◆ **Problem description**: Once a line is found to contain "search", copy it out of the listing.

◆ **Extracted material**:
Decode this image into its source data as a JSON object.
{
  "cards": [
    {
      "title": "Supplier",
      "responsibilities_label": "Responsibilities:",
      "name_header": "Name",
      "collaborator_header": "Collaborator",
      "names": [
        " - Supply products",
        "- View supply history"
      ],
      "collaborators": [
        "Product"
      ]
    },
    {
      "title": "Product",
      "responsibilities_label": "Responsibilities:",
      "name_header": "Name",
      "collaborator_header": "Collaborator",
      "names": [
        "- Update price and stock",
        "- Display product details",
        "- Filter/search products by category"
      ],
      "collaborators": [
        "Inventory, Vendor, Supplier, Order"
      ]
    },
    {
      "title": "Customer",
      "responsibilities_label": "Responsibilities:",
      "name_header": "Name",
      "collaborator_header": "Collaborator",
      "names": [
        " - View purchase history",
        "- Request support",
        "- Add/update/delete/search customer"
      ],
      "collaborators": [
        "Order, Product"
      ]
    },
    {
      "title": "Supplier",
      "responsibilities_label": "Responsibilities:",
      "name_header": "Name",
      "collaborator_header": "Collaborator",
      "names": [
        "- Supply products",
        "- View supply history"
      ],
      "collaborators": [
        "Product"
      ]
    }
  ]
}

◆ **Result for this task**:
        "- Filter/search products by category"
        "- Add/update/delete/search customer"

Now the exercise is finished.